───── Recorded information

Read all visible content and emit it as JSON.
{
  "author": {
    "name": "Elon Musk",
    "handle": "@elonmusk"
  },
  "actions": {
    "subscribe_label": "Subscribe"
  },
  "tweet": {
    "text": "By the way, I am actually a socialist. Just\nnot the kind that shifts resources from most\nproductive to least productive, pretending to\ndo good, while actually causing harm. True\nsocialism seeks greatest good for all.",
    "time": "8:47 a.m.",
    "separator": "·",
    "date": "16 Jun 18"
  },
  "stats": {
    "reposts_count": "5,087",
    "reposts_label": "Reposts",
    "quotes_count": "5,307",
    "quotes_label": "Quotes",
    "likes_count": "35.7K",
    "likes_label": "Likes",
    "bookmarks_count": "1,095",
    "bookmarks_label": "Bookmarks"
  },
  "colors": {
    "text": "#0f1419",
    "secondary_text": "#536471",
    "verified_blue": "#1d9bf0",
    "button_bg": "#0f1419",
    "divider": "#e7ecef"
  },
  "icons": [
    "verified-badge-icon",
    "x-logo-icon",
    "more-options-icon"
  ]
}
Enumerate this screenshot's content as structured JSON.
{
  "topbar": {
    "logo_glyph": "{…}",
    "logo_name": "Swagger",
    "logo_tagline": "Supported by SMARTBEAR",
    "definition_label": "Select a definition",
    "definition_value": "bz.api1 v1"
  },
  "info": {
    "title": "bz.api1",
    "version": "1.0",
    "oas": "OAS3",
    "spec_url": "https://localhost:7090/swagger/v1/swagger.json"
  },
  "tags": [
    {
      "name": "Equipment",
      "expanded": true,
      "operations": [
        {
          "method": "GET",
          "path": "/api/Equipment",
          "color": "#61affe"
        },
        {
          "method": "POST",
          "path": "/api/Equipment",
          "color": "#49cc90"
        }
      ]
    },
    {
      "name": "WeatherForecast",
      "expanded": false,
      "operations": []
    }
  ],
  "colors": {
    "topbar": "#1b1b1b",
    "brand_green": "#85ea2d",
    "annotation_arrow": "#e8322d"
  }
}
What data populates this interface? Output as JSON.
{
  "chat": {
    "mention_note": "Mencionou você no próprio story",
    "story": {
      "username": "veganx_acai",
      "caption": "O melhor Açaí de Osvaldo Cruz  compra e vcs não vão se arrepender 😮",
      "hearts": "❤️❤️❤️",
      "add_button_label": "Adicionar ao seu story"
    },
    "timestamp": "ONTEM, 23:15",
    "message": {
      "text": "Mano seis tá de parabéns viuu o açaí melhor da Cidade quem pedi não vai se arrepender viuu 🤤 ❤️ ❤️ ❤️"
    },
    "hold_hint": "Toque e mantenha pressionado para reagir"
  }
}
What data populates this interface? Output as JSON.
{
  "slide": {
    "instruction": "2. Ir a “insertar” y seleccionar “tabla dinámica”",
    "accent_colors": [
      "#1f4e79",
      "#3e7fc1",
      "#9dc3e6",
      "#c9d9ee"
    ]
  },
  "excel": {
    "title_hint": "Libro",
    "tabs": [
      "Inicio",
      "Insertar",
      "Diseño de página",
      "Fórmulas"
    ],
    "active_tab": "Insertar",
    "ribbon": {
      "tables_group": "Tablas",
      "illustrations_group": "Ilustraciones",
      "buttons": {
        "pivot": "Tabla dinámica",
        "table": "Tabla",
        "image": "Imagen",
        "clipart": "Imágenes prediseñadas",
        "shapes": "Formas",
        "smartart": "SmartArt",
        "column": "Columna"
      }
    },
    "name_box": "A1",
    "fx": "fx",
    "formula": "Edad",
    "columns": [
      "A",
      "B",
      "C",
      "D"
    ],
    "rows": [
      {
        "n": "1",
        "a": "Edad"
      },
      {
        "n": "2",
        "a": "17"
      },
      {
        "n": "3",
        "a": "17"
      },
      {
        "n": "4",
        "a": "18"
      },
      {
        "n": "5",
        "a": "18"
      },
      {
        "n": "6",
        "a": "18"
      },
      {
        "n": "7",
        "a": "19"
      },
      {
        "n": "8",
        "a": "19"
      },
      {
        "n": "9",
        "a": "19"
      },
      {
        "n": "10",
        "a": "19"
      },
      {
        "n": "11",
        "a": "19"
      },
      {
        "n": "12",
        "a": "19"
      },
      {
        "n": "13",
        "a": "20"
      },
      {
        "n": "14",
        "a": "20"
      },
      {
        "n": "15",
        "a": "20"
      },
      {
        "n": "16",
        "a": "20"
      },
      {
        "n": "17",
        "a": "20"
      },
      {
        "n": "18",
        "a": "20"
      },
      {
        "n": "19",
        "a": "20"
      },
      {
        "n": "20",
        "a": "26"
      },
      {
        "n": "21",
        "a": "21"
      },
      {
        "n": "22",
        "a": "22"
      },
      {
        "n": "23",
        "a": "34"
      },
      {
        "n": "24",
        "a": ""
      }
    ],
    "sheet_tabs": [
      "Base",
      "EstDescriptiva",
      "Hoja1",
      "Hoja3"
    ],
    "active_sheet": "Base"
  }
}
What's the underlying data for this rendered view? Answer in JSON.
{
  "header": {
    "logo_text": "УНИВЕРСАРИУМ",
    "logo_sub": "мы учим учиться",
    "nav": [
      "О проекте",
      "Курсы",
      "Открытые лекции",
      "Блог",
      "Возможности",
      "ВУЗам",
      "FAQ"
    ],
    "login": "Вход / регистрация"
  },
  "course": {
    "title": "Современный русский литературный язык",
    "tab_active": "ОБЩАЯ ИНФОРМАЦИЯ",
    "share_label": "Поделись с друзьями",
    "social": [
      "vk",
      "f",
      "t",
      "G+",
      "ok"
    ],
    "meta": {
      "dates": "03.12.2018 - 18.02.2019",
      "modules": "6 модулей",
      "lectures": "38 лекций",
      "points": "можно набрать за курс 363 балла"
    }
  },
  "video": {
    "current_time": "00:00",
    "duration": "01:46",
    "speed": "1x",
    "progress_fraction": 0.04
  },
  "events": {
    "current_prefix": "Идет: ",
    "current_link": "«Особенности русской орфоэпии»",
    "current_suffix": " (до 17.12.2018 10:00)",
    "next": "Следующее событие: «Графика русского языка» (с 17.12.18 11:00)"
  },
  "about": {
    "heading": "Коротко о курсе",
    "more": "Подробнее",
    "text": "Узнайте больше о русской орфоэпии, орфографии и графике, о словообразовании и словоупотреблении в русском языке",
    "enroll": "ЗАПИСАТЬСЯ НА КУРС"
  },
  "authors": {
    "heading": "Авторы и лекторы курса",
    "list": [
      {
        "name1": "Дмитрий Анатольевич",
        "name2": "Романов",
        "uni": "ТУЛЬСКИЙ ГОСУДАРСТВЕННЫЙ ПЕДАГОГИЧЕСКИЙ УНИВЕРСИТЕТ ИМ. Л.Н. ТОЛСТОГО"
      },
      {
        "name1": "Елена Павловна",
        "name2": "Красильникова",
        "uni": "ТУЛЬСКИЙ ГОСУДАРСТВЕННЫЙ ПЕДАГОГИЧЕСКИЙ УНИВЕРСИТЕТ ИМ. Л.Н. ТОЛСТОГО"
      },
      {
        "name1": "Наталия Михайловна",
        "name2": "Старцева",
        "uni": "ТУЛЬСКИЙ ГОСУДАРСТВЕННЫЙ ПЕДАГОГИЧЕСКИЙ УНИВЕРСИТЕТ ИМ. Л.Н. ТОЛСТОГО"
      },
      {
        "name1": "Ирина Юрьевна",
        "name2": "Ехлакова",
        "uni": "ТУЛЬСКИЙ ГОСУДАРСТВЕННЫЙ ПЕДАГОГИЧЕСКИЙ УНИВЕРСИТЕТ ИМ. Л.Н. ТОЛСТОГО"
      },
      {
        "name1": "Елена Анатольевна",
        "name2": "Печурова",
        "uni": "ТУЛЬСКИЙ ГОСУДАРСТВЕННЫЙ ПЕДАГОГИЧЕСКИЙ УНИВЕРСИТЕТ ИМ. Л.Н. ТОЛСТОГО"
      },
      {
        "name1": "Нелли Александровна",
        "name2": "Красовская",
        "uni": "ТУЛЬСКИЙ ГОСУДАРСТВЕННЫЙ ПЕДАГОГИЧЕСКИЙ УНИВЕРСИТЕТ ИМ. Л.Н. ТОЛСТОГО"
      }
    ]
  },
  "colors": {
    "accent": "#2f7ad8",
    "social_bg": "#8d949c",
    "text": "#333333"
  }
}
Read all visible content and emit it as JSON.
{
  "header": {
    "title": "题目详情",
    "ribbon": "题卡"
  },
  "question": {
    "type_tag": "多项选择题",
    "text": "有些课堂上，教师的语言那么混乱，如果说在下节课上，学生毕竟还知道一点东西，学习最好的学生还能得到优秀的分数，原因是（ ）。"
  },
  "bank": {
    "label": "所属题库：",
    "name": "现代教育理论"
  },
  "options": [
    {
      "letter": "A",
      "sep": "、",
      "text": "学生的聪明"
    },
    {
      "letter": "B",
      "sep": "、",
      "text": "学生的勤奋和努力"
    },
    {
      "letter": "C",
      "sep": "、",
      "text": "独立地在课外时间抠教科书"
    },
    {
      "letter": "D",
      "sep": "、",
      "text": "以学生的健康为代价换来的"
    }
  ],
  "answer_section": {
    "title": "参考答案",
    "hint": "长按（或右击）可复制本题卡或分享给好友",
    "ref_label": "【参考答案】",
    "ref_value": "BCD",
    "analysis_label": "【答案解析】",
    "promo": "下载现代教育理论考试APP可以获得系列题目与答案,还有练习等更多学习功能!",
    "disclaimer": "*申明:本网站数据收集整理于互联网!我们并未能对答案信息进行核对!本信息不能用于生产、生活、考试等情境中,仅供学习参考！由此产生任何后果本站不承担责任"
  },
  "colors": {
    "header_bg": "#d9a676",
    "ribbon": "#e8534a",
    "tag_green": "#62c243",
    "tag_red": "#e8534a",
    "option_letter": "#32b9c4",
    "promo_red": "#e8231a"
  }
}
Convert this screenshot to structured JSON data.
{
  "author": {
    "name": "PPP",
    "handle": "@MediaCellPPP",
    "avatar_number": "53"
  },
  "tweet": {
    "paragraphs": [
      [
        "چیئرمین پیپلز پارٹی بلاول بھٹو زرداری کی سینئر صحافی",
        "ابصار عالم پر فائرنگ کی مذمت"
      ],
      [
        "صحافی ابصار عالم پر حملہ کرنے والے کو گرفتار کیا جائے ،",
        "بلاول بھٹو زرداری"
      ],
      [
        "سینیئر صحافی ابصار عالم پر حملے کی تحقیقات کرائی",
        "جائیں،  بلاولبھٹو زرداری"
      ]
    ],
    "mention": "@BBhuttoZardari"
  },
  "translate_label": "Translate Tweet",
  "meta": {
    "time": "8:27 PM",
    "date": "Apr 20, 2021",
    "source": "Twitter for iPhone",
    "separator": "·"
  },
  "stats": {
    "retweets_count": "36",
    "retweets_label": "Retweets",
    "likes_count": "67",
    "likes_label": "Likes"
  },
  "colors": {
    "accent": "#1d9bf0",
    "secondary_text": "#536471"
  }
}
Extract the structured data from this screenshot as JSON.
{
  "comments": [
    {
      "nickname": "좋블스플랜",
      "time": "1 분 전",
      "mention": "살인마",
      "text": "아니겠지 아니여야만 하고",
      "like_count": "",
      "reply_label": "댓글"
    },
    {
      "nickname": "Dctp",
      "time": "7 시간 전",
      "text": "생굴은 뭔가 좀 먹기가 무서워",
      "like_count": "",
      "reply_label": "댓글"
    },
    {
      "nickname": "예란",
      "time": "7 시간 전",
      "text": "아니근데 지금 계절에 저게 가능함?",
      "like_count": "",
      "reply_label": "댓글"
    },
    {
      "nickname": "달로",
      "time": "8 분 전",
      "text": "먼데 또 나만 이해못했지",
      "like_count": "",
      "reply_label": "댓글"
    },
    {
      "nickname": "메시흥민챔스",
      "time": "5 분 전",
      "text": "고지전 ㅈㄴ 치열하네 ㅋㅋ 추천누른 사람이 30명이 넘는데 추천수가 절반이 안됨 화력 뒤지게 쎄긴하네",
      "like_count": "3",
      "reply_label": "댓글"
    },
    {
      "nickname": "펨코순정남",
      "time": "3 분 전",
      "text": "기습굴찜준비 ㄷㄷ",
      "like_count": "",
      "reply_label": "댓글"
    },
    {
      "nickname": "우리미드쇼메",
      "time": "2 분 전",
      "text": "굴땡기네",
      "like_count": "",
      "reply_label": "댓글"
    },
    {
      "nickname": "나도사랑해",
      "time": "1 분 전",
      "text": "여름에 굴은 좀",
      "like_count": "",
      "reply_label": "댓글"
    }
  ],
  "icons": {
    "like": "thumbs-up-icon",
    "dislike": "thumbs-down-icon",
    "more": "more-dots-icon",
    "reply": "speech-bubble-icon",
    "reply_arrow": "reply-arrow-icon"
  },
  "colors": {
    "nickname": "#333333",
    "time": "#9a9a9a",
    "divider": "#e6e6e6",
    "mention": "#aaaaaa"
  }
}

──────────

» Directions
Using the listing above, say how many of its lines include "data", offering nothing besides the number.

» Result of the task
5